**INFORMATION SUPPLIED**.
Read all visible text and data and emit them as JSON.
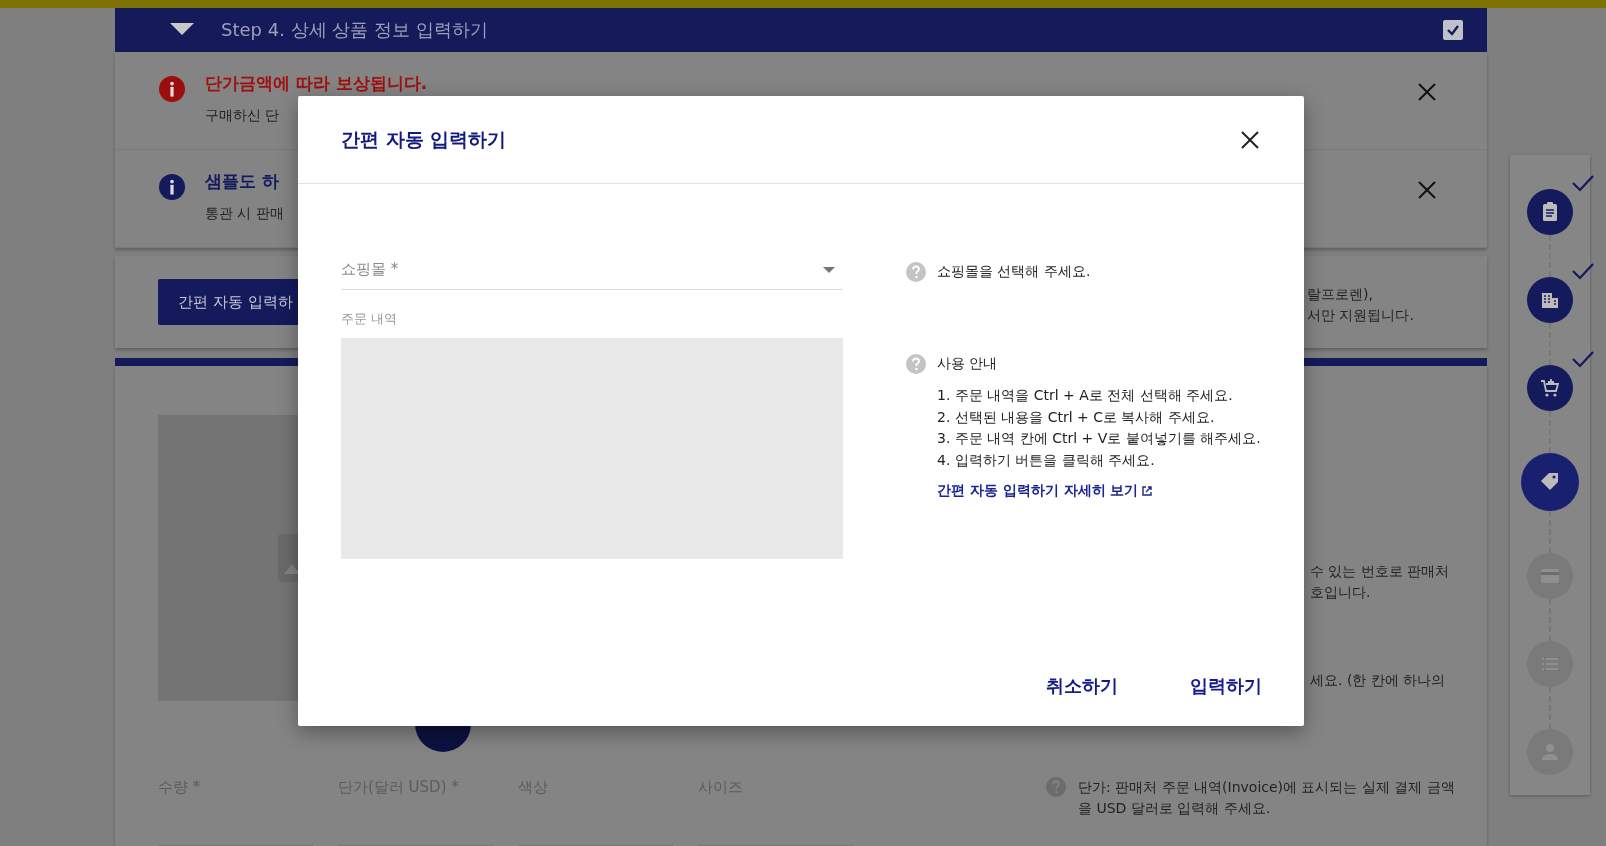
{
  "step_header": {
    "title": "Step 4. 상세 상품 정보 입력하기",
    "checked": true
  },
  "notices": [
    {
      "kind": "warning",
      "title": "단가금액에 따라 보상됩니다.",
      "text": "구매하신 단"
    },
    {
      "kind": "info",
      "title": "샘플도 하",
      "text": "통관 시 판매"
    }
  ],
  "auto_input": {
    "button": "간편 자동 입력하",
    "notes": [
      "랄프로렌),",
      "서만 지원됩니다."
    ]
  },
  "product": {
    "notes": [
      "수 있는 번호로 판매처",
      "호입니다."
    ],
    "note2": "세요. (한 칸에 하나의",
    "fields": [
      {
        "label": "수량 *"
      },
      {
        "label": "단가(달러 USD) *"
      },
      {
        "label": "색상"
      },
      {
        "label": "사이즈"
      }
    ],
    "price_help": "단가: 판매처 주문 내역(Invoice)에 표시되는 실제 결제 금액을 USD 달러로 입력해 주세요."
  },
  "steps": [
    {
      "checked": true,
      "selected": false
    },
    {
      "checked": true,
      "selected": false
    },
    {
      "checked": true,
      "selected": false
    },
    {
      "checked": false,
      "selected": true
    },
    {
      "checked": false,
      "selected": false
    },
    {
      "checked": false,
      "selected": false
    },
    {
      "checked": false,
      "selected": false
    }
  ],
  "modal": {
    "title": "간편 자동 입력하기",
    "shop_field": {
      "label": "쇼핑몰 *"
    },
    "shop_help": "쇼핑몰을 선택해 주세요.",
    "order_label": "주문 내역",
    "guide_title": "사용 안내",
    "guide_steps": [
      "1. 주문 내역을 Ctrl + A로 전체 선택해 주세요.",
      "2. 선택된 내용을 Ctrl + C로 복사해 주세요.",
      "3. 주문 내역 칸에 Ctrl + V로 붙여넣기를 해주세요.",
      "4. 입력하기 버튼을 클릭해 주세요."
    ],
    "guide_link": "간편 자동 입력하기 자세히 보기",
    "buttons": [
      "취소하기",
      "입력하기"
    ]
  }
}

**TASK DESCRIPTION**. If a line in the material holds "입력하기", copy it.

**ANSWER AREA**.
    "title": "Step 4. 상세 상품 정보 입력하기",
    "title": "간편 자동 입력하기",
      "4. 입력하기 버튼을 클릭해 주세요."
    "guide_link": "간편 자동 입력하기 자세히 보기",
      "입력하기"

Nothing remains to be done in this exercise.